Table of Contents
Bun's objective is unambiguous: to optimize the JS development process while ensuring backward compatibility with the existing Node ecosystem. This translates to compatibility with popular libraries and frameworks, but with improved performance and efficiency.
Bun boasts a versatile toolkit, serving as a package manager, transpiler, and bundler. It also introduces speedy Bun APIs, designed specifically for tasks such as file system operations, http server and websockets. While the introduction of new opt-in APIs might raise questions in light of the broader existing ecosystem, the demonstration of what's achievable is indeed intriguing.
To investigate the most interesting claims of Bun I decided to a deeper performance tests. The tests proved that Bun consistently outshines Node.js, for most of the use cases it proved to be 1-2x faster. However, where it really shined wre CPU-intensive tasks. In those, the JS core kicked in and we saw up to 10x difference between Bun and Node. Nonetheless, it's crucial to interpret these results in context, especially when juxtaposed against marketing assertions. A more detailed performance analysis can be found in the video, where we dive deeper into specifics of chosen tasks and how they were measured.
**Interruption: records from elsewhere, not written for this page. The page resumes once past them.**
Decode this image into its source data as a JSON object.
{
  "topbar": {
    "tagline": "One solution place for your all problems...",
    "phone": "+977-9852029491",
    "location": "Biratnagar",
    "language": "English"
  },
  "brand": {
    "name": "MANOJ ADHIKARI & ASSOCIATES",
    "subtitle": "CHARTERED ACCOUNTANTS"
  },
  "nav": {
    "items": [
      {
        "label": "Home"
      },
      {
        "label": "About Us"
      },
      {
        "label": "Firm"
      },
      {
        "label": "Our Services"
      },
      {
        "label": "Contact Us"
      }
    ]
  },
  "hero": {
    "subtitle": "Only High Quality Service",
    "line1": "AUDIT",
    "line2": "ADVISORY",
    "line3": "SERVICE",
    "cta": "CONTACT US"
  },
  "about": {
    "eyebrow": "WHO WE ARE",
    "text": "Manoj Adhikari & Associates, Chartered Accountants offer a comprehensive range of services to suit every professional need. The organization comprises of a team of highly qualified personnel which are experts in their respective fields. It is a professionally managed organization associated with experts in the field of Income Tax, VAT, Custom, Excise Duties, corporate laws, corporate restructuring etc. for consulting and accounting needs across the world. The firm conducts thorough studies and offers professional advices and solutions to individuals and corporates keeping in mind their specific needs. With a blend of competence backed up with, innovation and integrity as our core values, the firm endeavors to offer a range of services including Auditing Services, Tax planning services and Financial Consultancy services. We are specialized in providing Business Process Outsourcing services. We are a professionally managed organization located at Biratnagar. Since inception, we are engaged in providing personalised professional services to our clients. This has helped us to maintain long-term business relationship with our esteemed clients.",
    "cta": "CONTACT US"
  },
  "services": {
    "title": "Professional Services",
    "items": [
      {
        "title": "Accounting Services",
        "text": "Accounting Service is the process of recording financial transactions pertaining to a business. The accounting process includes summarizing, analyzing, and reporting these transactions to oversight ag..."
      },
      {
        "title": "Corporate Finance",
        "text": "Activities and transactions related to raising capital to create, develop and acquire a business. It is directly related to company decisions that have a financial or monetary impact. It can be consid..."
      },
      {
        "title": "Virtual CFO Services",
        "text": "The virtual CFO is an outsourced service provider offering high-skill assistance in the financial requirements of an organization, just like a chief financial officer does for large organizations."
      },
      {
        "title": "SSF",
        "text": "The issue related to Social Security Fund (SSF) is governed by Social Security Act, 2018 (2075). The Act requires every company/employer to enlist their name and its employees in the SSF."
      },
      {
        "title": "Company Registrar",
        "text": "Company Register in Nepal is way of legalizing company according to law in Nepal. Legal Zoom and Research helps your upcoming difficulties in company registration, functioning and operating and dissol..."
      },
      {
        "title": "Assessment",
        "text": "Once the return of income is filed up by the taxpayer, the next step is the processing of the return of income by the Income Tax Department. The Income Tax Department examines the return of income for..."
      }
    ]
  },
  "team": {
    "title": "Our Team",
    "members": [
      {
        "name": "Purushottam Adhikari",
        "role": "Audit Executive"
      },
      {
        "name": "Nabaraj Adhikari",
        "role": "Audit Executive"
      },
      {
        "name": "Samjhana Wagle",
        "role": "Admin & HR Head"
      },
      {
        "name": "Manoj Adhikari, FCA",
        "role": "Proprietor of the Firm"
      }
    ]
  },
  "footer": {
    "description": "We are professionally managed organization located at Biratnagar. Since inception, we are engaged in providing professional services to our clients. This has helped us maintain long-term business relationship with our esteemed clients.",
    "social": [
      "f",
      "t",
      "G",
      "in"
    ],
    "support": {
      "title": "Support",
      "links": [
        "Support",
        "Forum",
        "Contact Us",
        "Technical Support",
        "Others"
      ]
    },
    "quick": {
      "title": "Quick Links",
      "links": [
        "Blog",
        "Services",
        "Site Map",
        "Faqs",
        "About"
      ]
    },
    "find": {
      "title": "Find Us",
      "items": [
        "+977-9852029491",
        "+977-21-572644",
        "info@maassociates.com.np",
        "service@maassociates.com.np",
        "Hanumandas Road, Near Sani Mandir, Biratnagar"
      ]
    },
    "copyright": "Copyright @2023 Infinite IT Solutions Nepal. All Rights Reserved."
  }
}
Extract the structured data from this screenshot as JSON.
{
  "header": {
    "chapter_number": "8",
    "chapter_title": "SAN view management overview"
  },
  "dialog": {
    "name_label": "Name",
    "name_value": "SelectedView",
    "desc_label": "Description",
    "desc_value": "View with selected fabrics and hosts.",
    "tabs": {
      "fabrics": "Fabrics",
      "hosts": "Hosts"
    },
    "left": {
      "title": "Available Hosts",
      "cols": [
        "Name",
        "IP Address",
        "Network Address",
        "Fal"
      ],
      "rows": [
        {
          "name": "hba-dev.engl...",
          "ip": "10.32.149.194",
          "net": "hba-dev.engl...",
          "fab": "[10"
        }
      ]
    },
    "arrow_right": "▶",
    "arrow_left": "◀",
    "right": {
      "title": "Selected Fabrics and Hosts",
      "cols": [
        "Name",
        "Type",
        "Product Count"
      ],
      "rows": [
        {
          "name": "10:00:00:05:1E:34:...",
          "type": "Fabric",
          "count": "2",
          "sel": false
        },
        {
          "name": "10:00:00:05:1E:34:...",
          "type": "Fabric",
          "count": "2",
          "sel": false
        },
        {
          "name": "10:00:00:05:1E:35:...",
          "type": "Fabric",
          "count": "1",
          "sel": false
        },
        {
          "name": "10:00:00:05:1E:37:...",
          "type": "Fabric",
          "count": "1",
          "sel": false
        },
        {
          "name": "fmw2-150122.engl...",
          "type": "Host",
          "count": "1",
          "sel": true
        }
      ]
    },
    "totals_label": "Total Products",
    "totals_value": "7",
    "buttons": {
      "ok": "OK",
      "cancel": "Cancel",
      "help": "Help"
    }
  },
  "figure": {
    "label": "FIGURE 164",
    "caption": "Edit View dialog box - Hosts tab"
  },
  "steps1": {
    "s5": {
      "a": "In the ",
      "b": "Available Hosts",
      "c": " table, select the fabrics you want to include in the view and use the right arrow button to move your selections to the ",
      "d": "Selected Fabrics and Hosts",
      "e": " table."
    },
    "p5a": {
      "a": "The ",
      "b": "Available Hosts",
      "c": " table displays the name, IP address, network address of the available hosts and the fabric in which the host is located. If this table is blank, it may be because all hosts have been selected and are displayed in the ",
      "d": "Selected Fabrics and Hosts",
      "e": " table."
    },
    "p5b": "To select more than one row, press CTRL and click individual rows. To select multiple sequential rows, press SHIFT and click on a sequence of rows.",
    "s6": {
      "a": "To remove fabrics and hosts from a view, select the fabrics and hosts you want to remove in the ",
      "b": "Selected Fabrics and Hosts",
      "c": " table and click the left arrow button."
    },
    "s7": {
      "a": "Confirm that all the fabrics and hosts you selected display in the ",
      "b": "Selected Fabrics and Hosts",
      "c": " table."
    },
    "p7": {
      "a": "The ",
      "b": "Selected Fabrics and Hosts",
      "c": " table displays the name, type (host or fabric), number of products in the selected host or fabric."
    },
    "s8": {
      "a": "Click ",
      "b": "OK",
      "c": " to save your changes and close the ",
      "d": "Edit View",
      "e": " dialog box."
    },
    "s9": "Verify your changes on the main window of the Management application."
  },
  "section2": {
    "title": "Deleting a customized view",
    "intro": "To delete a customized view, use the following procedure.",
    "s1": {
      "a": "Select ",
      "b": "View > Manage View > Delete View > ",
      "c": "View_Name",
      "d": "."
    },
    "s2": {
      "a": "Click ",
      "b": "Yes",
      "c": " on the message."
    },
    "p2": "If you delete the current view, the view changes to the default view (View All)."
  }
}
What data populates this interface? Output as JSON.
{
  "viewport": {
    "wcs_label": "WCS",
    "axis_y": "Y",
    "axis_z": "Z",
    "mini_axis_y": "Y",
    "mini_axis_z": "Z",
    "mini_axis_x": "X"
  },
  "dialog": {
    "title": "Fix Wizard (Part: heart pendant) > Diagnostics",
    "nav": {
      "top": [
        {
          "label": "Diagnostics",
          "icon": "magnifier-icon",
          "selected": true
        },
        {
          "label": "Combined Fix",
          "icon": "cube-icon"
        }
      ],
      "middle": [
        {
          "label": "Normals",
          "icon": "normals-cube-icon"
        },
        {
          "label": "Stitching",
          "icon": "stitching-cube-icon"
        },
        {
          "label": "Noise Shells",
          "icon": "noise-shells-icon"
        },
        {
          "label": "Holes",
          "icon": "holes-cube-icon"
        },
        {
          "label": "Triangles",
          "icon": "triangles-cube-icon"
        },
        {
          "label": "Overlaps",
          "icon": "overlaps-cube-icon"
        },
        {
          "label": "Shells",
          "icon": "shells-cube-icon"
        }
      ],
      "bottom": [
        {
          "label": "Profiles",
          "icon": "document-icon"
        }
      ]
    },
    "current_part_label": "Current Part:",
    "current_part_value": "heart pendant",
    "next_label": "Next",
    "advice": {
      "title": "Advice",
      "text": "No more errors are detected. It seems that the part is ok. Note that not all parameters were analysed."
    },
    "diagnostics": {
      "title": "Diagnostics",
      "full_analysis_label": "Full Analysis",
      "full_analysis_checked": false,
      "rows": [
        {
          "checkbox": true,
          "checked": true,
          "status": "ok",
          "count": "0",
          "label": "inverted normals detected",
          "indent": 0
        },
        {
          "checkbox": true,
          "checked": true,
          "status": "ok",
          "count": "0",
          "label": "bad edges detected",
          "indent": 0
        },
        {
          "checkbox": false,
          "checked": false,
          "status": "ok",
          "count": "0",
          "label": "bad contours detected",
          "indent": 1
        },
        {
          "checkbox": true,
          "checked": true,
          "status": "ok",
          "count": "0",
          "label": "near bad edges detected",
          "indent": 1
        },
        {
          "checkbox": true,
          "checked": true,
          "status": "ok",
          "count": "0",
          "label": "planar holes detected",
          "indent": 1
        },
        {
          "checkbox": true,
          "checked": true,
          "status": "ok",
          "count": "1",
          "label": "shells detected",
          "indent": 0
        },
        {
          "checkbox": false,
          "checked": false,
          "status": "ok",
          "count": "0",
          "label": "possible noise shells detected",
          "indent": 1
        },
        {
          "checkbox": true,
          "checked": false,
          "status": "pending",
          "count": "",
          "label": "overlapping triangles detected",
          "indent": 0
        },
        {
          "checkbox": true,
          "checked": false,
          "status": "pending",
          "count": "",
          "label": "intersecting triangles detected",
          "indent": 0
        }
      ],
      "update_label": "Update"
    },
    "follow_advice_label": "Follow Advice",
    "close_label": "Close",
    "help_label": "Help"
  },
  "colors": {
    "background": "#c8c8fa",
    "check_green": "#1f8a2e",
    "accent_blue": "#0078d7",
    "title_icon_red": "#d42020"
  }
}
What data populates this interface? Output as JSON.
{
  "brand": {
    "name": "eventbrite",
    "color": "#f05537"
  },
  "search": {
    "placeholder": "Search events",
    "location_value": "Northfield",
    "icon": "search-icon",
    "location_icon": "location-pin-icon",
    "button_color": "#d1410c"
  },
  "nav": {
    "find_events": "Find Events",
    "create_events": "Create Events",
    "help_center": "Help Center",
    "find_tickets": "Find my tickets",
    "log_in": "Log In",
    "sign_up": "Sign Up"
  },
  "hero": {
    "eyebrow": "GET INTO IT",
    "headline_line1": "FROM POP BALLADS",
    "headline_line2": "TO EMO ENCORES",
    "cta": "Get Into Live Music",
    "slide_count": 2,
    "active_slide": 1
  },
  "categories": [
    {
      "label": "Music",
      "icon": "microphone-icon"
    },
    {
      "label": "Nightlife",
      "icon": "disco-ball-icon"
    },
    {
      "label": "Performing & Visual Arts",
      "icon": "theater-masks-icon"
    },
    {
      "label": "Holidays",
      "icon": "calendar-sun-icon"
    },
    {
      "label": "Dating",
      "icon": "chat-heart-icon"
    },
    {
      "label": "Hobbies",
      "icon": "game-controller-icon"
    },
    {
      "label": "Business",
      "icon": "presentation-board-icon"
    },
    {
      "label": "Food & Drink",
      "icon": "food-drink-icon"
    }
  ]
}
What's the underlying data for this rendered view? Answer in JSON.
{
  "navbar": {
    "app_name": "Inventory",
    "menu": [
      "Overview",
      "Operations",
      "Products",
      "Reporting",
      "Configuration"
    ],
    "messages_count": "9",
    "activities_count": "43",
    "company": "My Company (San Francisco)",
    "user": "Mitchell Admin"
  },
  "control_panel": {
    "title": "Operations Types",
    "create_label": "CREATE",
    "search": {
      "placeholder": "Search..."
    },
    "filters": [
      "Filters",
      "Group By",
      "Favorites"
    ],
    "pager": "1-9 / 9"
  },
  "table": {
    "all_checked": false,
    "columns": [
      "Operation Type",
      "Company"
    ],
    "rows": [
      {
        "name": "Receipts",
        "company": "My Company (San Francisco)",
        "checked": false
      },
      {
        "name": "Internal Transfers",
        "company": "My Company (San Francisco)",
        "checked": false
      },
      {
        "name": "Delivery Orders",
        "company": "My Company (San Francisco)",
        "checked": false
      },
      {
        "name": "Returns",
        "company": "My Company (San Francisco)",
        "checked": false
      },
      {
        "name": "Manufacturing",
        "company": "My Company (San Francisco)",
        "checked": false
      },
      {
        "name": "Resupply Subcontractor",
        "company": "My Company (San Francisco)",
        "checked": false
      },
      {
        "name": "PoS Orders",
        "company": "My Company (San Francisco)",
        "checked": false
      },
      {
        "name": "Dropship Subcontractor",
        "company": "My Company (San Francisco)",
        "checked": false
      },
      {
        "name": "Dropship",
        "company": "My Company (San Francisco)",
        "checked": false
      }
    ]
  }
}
From a DevX standpoint, my experience with Bun was a blend of amazement and occasional challenges. Its robust support for TypeScript is just a delight. The feeling that you just "write" typescript without any complex setup is a game changer. This fact in combination with workspace support is just awesome. Everyone who had to maintain complex typescript monorepos with an efficient CI pipeline including e2e, and integration tests really understood the value of these features. That said, developers should be cognizant of the occasional bugs that surface. Eg., it happened to me several times that bun install just stopped working in workspace packages and I needed to reset the .lock file to continue working.
For those mulling over the idea of adopting Bun for production, here are some points to ponder:
- The current lack of support for Windows.
- It's not fully compatible with Node.js.
- Some tools, like Nestjs and TypeOrm, are unsupported due to the absence of decorator support, though this scenario may soon change.
Despite the impressive $7M investment backing Bun, questions surrounding its long-term viability are prevalent. While Bun's community is witnessing rapid growth, it predominantly remains a one-man endeavor. The video delves deeper into these concerns, offering a nuanced perspective.
To wrap up, Bun presents innovative features and avenues in the JS tooling domain. From where I stand, Bun is still in its nascent stages. I'm sufficiently intrigued to use it in my pet projects, but I'd recommend a measure of caution for those pondering its use in production settings.